[Stored dataset items]
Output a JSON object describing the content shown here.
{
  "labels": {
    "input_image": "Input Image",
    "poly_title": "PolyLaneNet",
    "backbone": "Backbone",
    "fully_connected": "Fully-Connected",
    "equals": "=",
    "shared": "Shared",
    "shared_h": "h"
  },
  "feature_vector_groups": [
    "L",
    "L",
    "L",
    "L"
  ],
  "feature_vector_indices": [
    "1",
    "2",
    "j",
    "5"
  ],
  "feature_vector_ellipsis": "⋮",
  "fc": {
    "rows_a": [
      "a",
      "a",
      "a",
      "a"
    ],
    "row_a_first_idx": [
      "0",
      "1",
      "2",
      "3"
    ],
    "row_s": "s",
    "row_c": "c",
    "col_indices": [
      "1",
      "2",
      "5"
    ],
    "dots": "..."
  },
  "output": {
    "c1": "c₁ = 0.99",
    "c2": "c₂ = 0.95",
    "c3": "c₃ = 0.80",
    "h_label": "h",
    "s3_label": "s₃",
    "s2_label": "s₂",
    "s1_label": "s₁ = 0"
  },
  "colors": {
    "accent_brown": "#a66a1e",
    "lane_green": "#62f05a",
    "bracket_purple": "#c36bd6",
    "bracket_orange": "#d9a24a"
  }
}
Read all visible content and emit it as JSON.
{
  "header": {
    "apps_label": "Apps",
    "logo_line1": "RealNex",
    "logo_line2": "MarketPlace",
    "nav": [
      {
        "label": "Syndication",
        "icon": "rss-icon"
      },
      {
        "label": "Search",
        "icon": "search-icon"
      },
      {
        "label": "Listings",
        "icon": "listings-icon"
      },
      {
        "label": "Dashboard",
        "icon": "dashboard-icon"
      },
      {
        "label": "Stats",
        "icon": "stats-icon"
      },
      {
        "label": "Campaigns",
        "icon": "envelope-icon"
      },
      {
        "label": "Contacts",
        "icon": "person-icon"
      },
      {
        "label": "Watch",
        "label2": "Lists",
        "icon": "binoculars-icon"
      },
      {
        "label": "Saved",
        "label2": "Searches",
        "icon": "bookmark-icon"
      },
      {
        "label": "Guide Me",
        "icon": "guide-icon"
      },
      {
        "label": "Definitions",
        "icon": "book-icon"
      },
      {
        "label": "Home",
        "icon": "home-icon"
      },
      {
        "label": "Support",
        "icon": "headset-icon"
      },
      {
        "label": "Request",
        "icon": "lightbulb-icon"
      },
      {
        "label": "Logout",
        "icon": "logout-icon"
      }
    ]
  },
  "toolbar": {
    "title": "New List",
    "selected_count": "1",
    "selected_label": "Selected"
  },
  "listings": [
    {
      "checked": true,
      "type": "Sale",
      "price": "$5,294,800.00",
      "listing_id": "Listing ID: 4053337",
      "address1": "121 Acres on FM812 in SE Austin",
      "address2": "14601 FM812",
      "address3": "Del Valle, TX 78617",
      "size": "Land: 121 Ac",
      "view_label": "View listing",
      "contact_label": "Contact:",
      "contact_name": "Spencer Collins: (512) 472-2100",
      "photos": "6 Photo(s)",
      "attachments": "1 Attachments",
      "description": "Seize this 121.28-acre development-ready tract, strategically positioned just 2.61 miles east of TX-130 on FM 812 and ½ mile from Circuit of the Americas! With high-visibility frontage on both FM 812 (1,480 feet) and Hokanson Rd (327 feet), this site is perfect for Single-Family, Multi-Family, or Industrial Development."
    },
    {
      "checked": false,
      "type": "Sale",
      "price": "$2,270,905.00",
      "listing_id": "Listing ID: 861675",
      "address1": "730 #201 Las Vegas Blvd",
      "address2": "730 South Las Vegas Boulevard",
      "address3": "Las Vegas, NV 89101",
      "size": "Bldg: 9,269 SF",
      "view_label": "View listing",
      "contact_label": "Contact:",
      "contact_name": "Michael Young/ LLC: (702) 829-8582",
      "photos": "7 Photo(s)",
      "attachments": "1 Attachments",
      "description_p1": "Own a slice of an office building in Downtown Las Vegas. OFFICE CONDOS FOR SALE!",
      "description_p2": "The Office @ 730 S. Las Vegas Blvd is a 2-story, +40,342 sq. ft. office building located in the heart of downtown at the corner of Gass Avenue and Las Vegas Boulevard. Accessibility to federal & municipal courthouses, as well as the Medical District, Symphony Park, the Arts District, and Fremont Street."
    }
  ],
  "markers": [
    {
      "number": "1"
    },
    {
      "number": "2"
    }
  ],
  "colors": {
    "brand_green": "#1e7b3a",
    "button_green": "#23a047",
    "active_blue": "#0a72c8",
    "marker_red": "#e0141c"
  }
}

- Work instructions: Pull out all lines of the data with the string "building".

- Task solution:
      "description_p1": "Own a slice of an office building in Downtown Las Vegas. OFFICE CONDOS FOR SALE!",
      "description_p2": "The Office @ 730 S. Las Vegas Blvd is a 2-story, +40,342 sq. ft. office building located in the heart of downtown at the corner of Gass Avenue and Las Vegas Boulevard. Accessibility to federal & municipal courthouses, as well as the Medical District, Symphony Park, the Arts District, and Fremont Street."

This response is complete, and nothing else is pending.